Top of RECORDS SHOWN
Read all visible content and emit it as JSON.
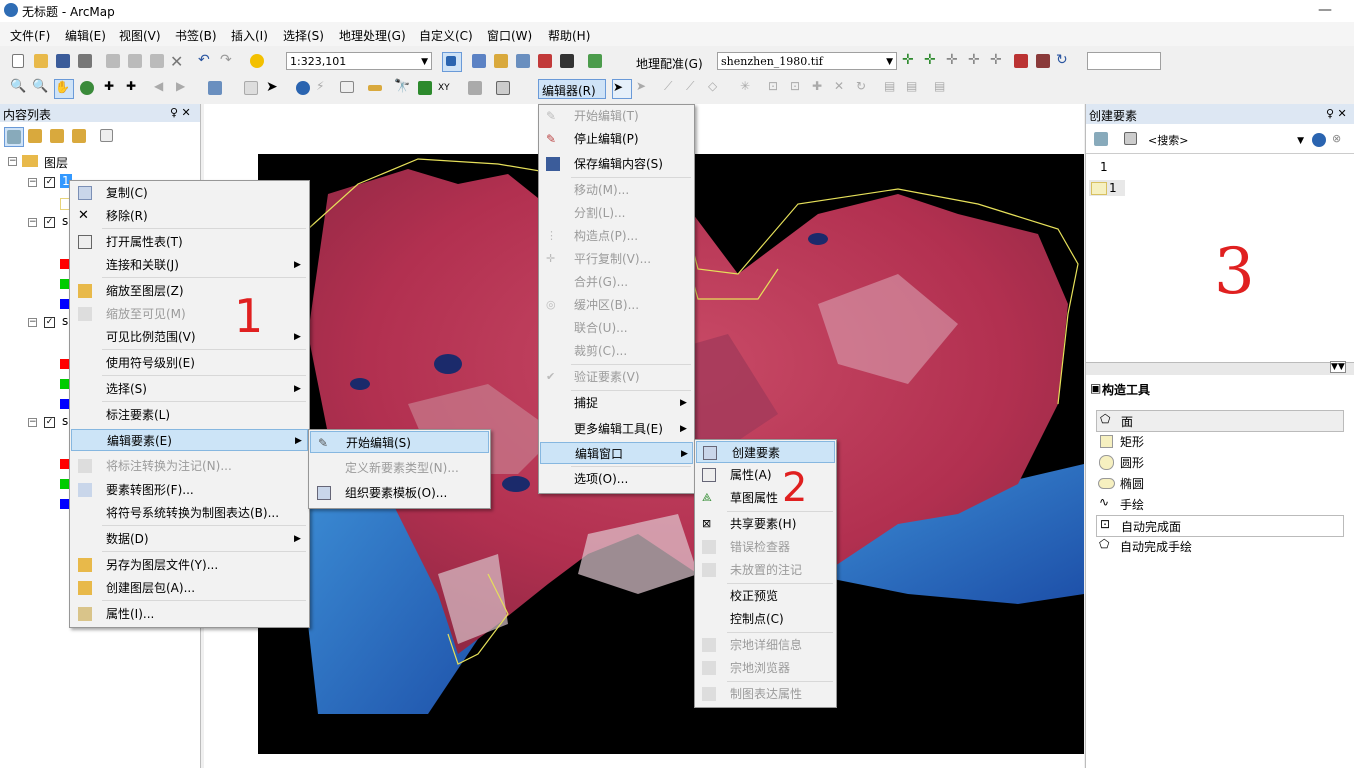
{
  "window": {
    "title": "无标题 - ArcMap",
    "minimize": "—"
  },
  "menubar": [
    "文件(F)",
    "编辑(E)",
    "视图(V)",
    "书签(B)",
    "插入(I)",
    "选择(S)",
    "地理处理(G)",
    "自定义(C)",
    "窗口(W)",
    "帮助(H)"
  ],
  "toolbar1": {
    "scale": "1:323,101",
    "georef_label": "地理配准(G)",
    "layer_combo": "shenzhen_1980.tif"
  },
  "toolbar2": {
    "editor_label": "编辑器(R)"
  },
  "toc": {
    "title": "内容列表",
    "pin": "♀ ✕",
    "root": "图层",
    "layer1": "1",
    "layer_s": "s"
  },
  "right_panel": {
    "title": "创建要素",
    "search_placeholder": "<搜索>",
    "template_group": "1",
    "template_item": "1",
    "annotation": "3",
    "construct_title": "构造工具",
    "tools": [
      "面",
      "矩形",
      "圆形",
      "椭圆",
      "手绘",
      "自动完成面",
      "自动完成手绘"
    ]
  },
  "layer_context_menu": {
    "items": [
      {
        "label": "复制(C)"
      },
      {
        "label": "移除(R)"
      },
      {
        "label": "打开属性表(T)"
      },
      {
        "label": "连接和关联(J)"
      },
      {
        "label": "缩放至图层(Z)"
      },
      {
        "label": "缩放至可见(M)"
      },
      {
        "label": "可见比例范围(V)"
      },
      {
        "label": "使用符号级别(E)"
      },
      {
        "label": "选择(S)"
      },
      {
        "label": "标注要素(L)"
      },
      {
        "label": "编辑要素(E)"
      },
      {
        "label": "将标注转换为注记(N)..."
      },
      {
        "label": "要素转图形(F)..."
      },
      {
        "label": "将符号系统转换为制图表达(B)..."
      },
      {
        "label": "数据(D)"
      },
      {
        "label": "另存为图层文件(Y)..."
      },
      {
        "label": "创建图层包(A)..."
      },
      {
        "label": "属性(I)..."
      }
    ],
    "annotation": "1"
  },
  "edit_features_submenu": {
    "items": [
      {
        "label": "开始编辑(S)"
      },
      {
        "label": "定义新要素类型(N)..."
      },
      {
        "label": "组织要素模板(O)..."
      }
    ]
  },
  "editor_menu": {
    "items": [
      {
        "label": "开始编辑(T)"
      },
      {
        "label": "停止编辑(P)"
      },
      {
        "label": "保存编辑内容(S)"
      },
      {
        "label": "移动(M)..."
      },
      {
        "label": "分割(L)..."
      },
      {
        "label": "构造点(P)..."
      },
      {
        "label": "平行复制(V)..."
      },
      {
        "label": "合并(G)..."
      },
      {
        "label": "缓冲区(B)..."
      },
      {
        "label": "联合(U)..."
      },
      {
        "label": "裁剪(C)..."
      },
      {
        "label": "验证要素(V)"
      },
      {
        "label": "捕捉"
      },
      {
        "label": "更多编辑工具(E)"
      },
      {
        "label": "编辑窗口"
      },
      {
        "label": "选项(O)..."
      }
    ]
  },
  "edit_windows_submenu": {
    "items": [
      {
        "label": "创建要素"
      },
      {
        "label": "属性(A)"
      },
      {
        "label": "草图属性"
      },
      {
        "label": "共享要素(H)"
      },
      {
        "label": "错误检查器"
      },
      {
        "label": "未放置的注记"
      },
      {
        "label": "校正预览"
      },
      {
        "label": "控制点(C)"
      },
      {
        "label": "宗地详细信息"
      },
      {
        "label": "宗地浏览器"
      },
      {
        "label": "制图表达属性"
      }
    ],
    "annotation": "2"
  },
  "colors": {
    "selection": "#cce4f7",
    "panel_header": "#dde7f3",
    "annotation_red": "#e02020"
  }
}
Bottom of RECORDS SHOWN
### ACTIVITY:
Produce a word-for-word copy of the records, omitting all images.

### SOLUTION TO THIS EXERCISE:
Read all visible content and emit it as JSON.
{
  "window": {
    "title": "无标题 - ArcMap",
    "minimize": "—"
  },
  "menubar": [
    "文件(F)",
    "编辑(E)",
    "视图(V)",
    "书签(B)",
    "插入(I)",
    "选择(S)",
    "地理处理(G)",
    "自定义(C)",
    "窗口(W)",
    "帮助(H)"
  ],
  "toolbar1": {
    "scale": "1:323,101",
    "georef_label": "地理配准(G)",
    "layer_combo": "shenzhen_1980.tif"
  },
  "toolbar2": {
    "editor_label": "编辑器(R)"
  },
  "toc": {
    "title": "内容列表",
    "pin": "♀ ✕",
    "root": "图层",
    "layer1": "1",
    "layer_s": "s"
  },
  "right_panel": {
    "title": "创建要素",
    "search_placeholder": "<搜索>",
    "template_group": "1",
    "template_item": "1",
    "annotation": "3",
    "construct_title": "构造工具",
    "tools": [
      "面",
      "矩形",
      "圆形",
      "椭圆",
      "手绘",
      "自动完成面",
      "自动完成手绘"
    ]
  },
  "layer_context_menu": {
    "items": [
      {
        "label": "复制(C)"
      },
      {
        "label": "移除(R)"
      },
      {
        "label": "打开属性表(T)"
      },
      {
        "label": "连接和关联(J)"
      },
      {
        "label": "缩放至图层(Z)"
      },
      {
        "label": "缩放至可见(M)"
      },
      {
        "label": "可见比例范围(V)"
      },
      {
        "label": "使用符号级别(E)"
      },
      {
        "label": "选择(S)"
      },
      {
        "label": "标注要素(L)"
      },
      {
        "label": "编辑要素(E)"
      },
      {
        "label": "将标注转换为注记(N)..."
      },
      {
        "label": "要素转图形(F)..."
      },
      {
        "label": "将符号系统转换为制图表达(B)..."
      },
      {
        "label": "数据(D)"
      },
      {
        "label": "另存为图层文件(Y)..."
      },
      {
        "label": "创建图层包(A)..."
      },
      {
        "label": "属性(I)..."
      }
    ],
    "annotation": "1"
  },
  "edit_features_submenu": {
    "items": [
      {
        "label": "开始编辑(S)"
      },
      {
        "label": "定义新要素类型(N)..."
      },
      {
        "label": "组织要素模板(O)..."
      }
    ]
  },
  "editor_menu": {
    "items": [
      {
        "label": "开始编辑(T)"
      },
      {
        "label": "停止编辑(P)"
      },
      {
        "label": "保存编辑内容(S)"
      },
      {
        "label": "移动(M)..."
      },
      {
        "label": "分割(L)..."
      },
      {
        "label": "构造点(P)..."
      },
      {
        "label": "平行复制(V)..."
      },
      {
        "label": "合并(G)..."
      },
      {
        "label": "缓冲区(B)..."
      },
      {
        "label": "联合(U)..."
      },
      {
        "label": "裁剪(C)..."
      },
      {
        "label": "验证要素(V)"
      },
      {
        "label": "捕捉"
      },
      {
        "label": "更多编辑工具(E)"
      },
      {
        "label": "编辑窗口"
      },
      {
        "label": "选项(O)..."
      }
    ]
  },
  "edit_windows_submenu": {
    "items": [
      {
        "label": "创建要素"
      },
      {
        "label": "属性(A)"
      },
      {
        "label": "草图属性"
      },
      {
        "label": "共享要素(H)"
      },
      {
        "label": "错误检查器"
      },
      {
        "label": "未放置的注记"
      },
      {
        "label": "校正预览"
      },
      {
        "label": "控制点(C)"
      },
      {
        "label": "宗地详细信息"
      },
      {
        "label": "宗地浏览器"
      },
      {
        "label": "制图表达属性"
      }
    ],
    "annotation": "2"
  },
  "colors": {
    "selection": "#cce4f7",
    "panel_header": "#dde7f3",
    "annotation_red": "#e02020"
  }
}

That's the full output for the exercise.